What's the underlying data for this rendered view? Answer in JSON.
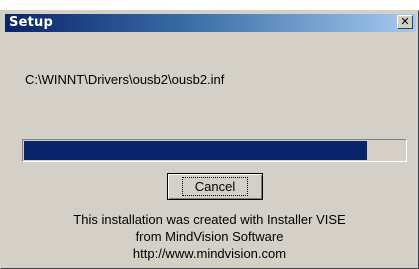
{
  "window": {
    "title": "Setup",
    "close_glyph": "✕"
  },
  "status": {
    "file_path": "C:\\WINNT\\Drivers\\ousb2\\ousb2.inf"
  },
  "progress": {
    "fraction": 0.9,
    "fill_color": "#0a246a"
  },
  "buttons": {
    "cancel_label": "Cancel"
  },
  "footer": {
    "line1": "This installation was created with Installer VISE",
    "line2": "from MindVision Software",
    "line3": "http://www.mindvision.com"
  },
  "colors": {
    "title_bar_start": "#0a246a",
    "title_bar_end": "#a6caf0",
    "dialog_face": "#d4d0c8"
  }
}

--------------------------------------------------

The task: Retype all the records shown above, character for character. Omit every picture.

Solution:
What's the underlying data for this rendered view? Answer in JSON.
{
  "window": {
    "title": "Setup",
    "close_glyph": "✕"
  },
  "status": {
    "file_path": "C:\\WINNT\\Drivers\\ousb2\\ousb2.inf"
  },
  "progress": {
    "fraction": 0.9,
    "fill_color": "#0a246a"
  },
  "buttons": {
    "cancel_label": "Cancel"
  },
  "footer": {
    "line1": "This installation was created with Installer VISE",
    "line2": "from MindVision Software",
    "line3": "http://www.mindvision.com"
  },
  "colors": {
    "title_bar_start": "#0a246a",
    "title_bar_end": "#a6caf0",
    "dialog_face": "#d4d0c8"
  }
}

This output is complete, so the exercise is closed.